- Opening Delimiter -

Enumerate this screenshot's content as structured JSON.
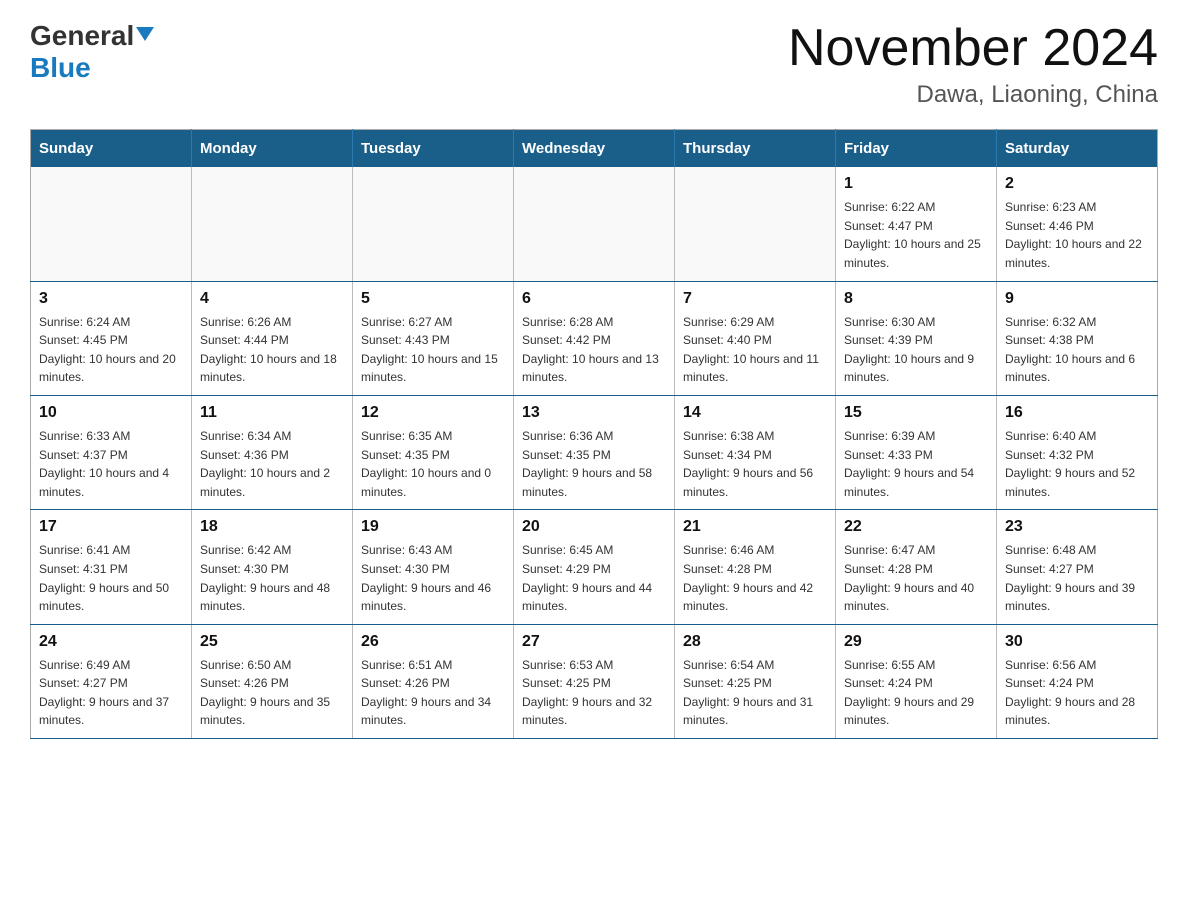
{
  "logo": {
    "general": "General",
    "blue": "Blue",
    "alt": "GeneralBlue logo"
  },
  "header": {
    "month": "November 2024",
    "location": "Dawa, Liaoning, China"
  },
  "weekdays": [
    "Sunday",
    "Monday",
    "Tuesday",
    "Wednesday",
    "Thursday",
    "Friday",
    "Saturday"
  ],
  "weeks": [
    [
      {
        "day": "",
        "info": ""
      },
      {
        "day": "",
        "info": ""
      },
      {
        "day": "",
        "info": ""
      },
      {
        "day": "",
        "info": ""
      },
      {
        "day": "",
        "info": ""
      },
      {
        "day": "1",
        "info": "Sunrise: 6:22 AM\nSunset: 4:47 PM\nDaylight: 10 hours and 25 minutes."
      },
      {
        "day": "2",
        "info": "Sunrise: 6:23 AM\nSunset: 4:46 PM\nDaylight: 10 hours and 22 minutes."
      }
    ],
    [
      {
        "day": "3",
        "info": "Sunrise: 6:24 AM\nSunset: 4:45 PM\nDaylight: 10 hours and 20 minutes."
      },
      {
        "day": "4",
        "info": "Sunrise: 6:26 AM\nSunset: 4:44 PM\nDaylight: 10 hours and 18 minutes."
      },
      {
        "day": "5",
        "info": "Sunrise: 6:27 AM\nSunset: 4:43 PM\nDaylight: 10 hours and 15 minutes."
      },
      {
        "day": "6",
        "info": "Sunrise: 6:28 AM\nSunset: 4:42 PM\nDaylight: 10 hours and 13 minutes."
      },
      {
        "day": "7",
        "info": "Sunrise: 6:29 AM\nSunset: 4:40 PM\nDaylight: 10 hours and 11 minutes."
      },
      {
        "day": "8",
        "info": "Sunrise: 6:30 AM\nSunset: 4:39 PM\nDaylight: 10 hours and 9 minutes."
      },
      {
        "day": "9",
        "info": "Sunrise: 6:32 AM\nSunset: 4:38 PM\nDaylight: 10 hours and 6 minutes."
      }
    ],
    [
      {
        "day": "10",
        "info": "Sunrise: 6:33 AM\nSunset: 4:37 PM\nDaylight: 10 hours and 4 minutes."
      },
      {
        "day": "11",
        "info": "Sunrise: 6:34 AM\nSunset: 4:36 PM\nDaylight: 10 hours and 2 minutes."
      },
      {
        "day": "12",
        "info": "Sunrise: 6:35 AM\nSunset: 4:35 PM\nDaylight: 10 hours and 0 minutes."
      },
      {
        "day": "13",
        "info": "Sunrise: 6:36 AM\nSunset: 4:35 PM\nDaylight: 9 hours and 58 minutes."
      },
      {
        "day": "14",
        "info": "Sunrise: 6:38 AM\nSunset: 4:34 PM\nDaylight: 9 hours and 56 minutes."
      },
      {
        "day": "15",
        "info": "Sunrise: 6:39 AM\nSunset: 4:33 PM\nDaylight: 9 hours and 54 minutes."
      },
      {
        "day": "16",
        "info": "Sunrise: 6:40 AM\nSunset: 4:32 PM\nDaylight: 9 hours and 52 minutes."
      }
    ],
    [
      {
        "day": "17",
        "info": "Sunrise: 6:41 AM\nSunset: 4:31 PM\nDaylight: 9 hours and 50 minutes."
      },
      {
        "day": "18",
        "info": "Sunrise: 6:42 AM\nSunset: 4:30 PM\nDaylight: 9 hours and 48 minutes."
      },
      {
        "day": "19",
        "info": "Sunrise: 6:43 AM\nSunset: 4:30 PM\nDaylight: 9 hours and 46 minutes."
      },
      {
        "day": "20",
        "info": "Sunrise: 6:45 AM\nSunset: 4:29 PM\nDaylight: 9 hours and 44 minutes."
      },
      {
        "day": "21",
        "info": "Sunrise: 6:46 AM\nSunset: 4:28 PM\nDaylight: 9 hours and 42 minutes."
      },
      {
        "day": "22",
        "info": "Sunrise: 6:47 AM\nSunset: 4:28 PM\nDaylight: 9 hours and 40 minutes."
      },
      {
        "day": "23",
        "info": "Sunrise: 6:48 AM\nSunset: 4:27 PM\nDaylight: 9 hours and 39 minutes."
      }
    ],
    [
      {
        "day": "24",
        "info": "Sunrise: 6:49 AM\nSunset: 4:27 PM\nDaylight: 9 hours and 37 minutes."
      },
      {
        "day": "25",
        "info": "Sunrise: 6:50 AM\nSunset: 4:26 PM\nDaylight: 9 hours and 35 minutes."
      },
      {
        "day": "26",
        "info": "Sunrise: 6:51 AM\nSunset: 4:26 PM\nDaylight: 9 hours and 34 minutes."
      },
      {
        "day": "27",
        "info": "Sunrise: 6:53 AM\nSunset: 4:25 PM\nDaylight: 9 hours and 32 minutes."
      },
      {
        "day": "28",
        "info": "Sunrise: 6:54 AM\nSunset: 4:25 PM\nDaylight: 9 hours and 31 minutes."
      },
      {
        "day": "29",
        "info": "Sunrise: 6:55 AM\nSunset: 4:24 PM\nDaylight: 9 hours and 29 minutes."
      },
      {
        "day": "30",
        "info": "Sunrise: 6:56 AM\nSunset: 4:24 PM\nDaylight: 9 hours and 28 minutes."
      }
    ]
  ]
}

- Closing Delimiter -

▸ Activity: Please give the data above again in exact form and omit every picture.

▸ Written response:
Enumerate this screenshot's content as structured JSON.
{
  "logo": {
    "general": "General",
    "blue": "Blue",
    "alt": "GeneralBlue logo"
  },
  "header": {
    "month": "November 2024",
    "location": "Dawa, Liaoning, China"
  },
  "weekdays": [
    "Sunday",
    "Monday",
    "Tuesday",
    "Wednesday",
    "Thursday",
    "Friday",
    "Saturday"
  ],
  "weeks": [
    [
      {
        "day": "",
        "info": ""
      },
      {
        "day": "",
        "info": ""
      },
      {
        "day": "",
        "info": ""
      },
      {
        "day": "",
        "info": ""
      },
      {
        "day": "",
        "info": ""
      },
      {
        "day": "1",
        "info": "Sunrise: 6:22 AM\nSunset: 4:47 PM\nDaylight: 10 hours and 25 minutes."
      },
      {
        "day": "2",
        "info": "Sunrise: 6:23 AM\nSunset: 4:46 PM\nDaylight: 10 hours and 22 minutes."
      }
    ],
    [
      {
        "day": "3",
        "info": "Sunrise: 6:24 AM\nSunset: 4:45 PM\nDaylight: 10 hours and 20 minutes."
      },
      {
        "day": "4",
        "info": "Sunrise: 6:26 AM\nSunset: 4:44 PM\nDaylight: 10 hours and 18 minutes."
      },
      {
        "day": "5",
        "info": "Sunrise: 6:27 AM\nSunset: 4:43 PM\nDaylight: 10 hours and 15 minutes."
      },
      {
        "day": "6",
        "info": "Sunrise: 6:28 AM\nSunset: 4:42 PM\nDaylight: 10 hours and 13 minutes."
      },
      {
        "day": "7",
        "info": "Sunrise: 6:29 AM\nSunset: 4:40 PM\nDaylight: 10 hours and 11 minutes."
      },
      {
        "day": "8",
        "info": "Sunrise: 6:30 AM\nSunset: 4:39 PM\nDaylight: 10 hours and 9 minutes."
      },
      {
        "day": "9",
        "info": "Sunrise: 6:32 AM\nSunset: 4:38 PM\nDaylight: 10 hours and 6 minutes."
      }
    ],
    [
      {
        "day": "10",
        "info": "Sunrise: 6:33 AM\nSunset: 4:37 PM\nDaylight: 10 hours and 4 minutes."
      },
      {
        "day": "11",
        "info": "Sunrise: 6:34 AM\nSunset: 4:36 PM\nDaylight: 10 hours and 2 minutes."
      },
      {
        "day": "12",
        "info": "Sunrise: 6:35 AM\nSunset: 4:35 PM\nDaylight: 10 hours and 0 minutes."
      },
      {
        "day": "13",
        "info": "Sunrise: 6:36 AM\nSunset: 4:35 PM\nDaylight: 9 hours and 58 minutes."
      },
      {
        "day": "14",
        "info": "Sunrise: 6:38 AM\nSunset: 4:34 PM\nDaylight: 9 hours and 56 minutes."
      },
      {
        "day": "15",
        "info": "Sunrise: 6:39 AM\nSunset: 4:33 PM\nDaylight: 9 hours and 54 minutes."
      },
      {
        "day": "16",
        "info": "Sunrise: 6:40 AM\nSunset: 4:32 PM\nDaylight: 9 hours and 52 minutes."
      }
    ],
    [
      {
        "day": "17",
        "info": "Sunrise: 6:41 AM\nSunset: 4:31 PM\nDaylight: 9 hours and 50 minutes."
      },
      {
        "day": "18",
        "info": "Sunrise: 6:42 AM\nSunset: 4:30 PM\nDaylight: 9 hours and 48 minutes."
      },
      {
        "day": "19",
        "info": "Sunrise: 6:43 AM\nSunset: 4:30 PM\nDaylight: 9 hours and 46 minutes."
      },
      {
        "day": "20",
        "info": "Sunrise: 6:45 AM\nSunset: 4:29 PM\nDaylight: 9 hours and 44 minutes."
      },
      {
        "day": "21",
        "info": "Sunrise: 6:46 AM\nSunset: 4:28 PM\nDaylight: 9 hours and 42 minutes."
      },
      {
        "day": "22",
        "info": "Sunrise: 6:47 AM\nSunset: 4:28 PM\nDaylight: 9 hours and 40 minutes."
      },
      {
        "day": "23",
        "info": "Sunrise: 6:48 AM\nSunset: 4:27 PM\nDaylight: 9 hours and 39 minutes."
      }
    ],
    [
      {
        "day": "24",
        "info": "Sunrise: 6:49 AM\nSunset: 4:27 PM\nDaylight: 9 hours and 37 minutes."
      },
      {
        "day": "25",
        "info": "Sunrise: 6:50 AM\nSunset: 4:26 PM\nDaylight: 9 hours and 35 minutes."
      },
      {
        "day": "26",
        "info": "Sunrise: 6:51 AM\nSunset: 4:26 PM\nDaylight: 9 hours and 34 minutes."
      },
      {
        "day": "27",
        "info": "Sunrise: 6:53 AM\nSunset: 4:25 PM\nDaylight: 9 hours and 32 minutes."
      },
      {
        "day": "28",
        "info": "Sunrise: 6:54 AM\nSunset: 4:25 PM\nDaylight: 9 hours and 31 minutes."
      },
      {
        "day": "29",
        "info": "Sunrise: 6:55 AM\nSunset: 4:24 PM\nDaylight: 9 hours and 29 minutes."
      },
      {
        "day": "30",
        "info": "Sunrise: 6:56 AM\nSunset: 4:24 PM\nDaylight: 9 hours and 28 minutes."
      }
    ]
  ]
}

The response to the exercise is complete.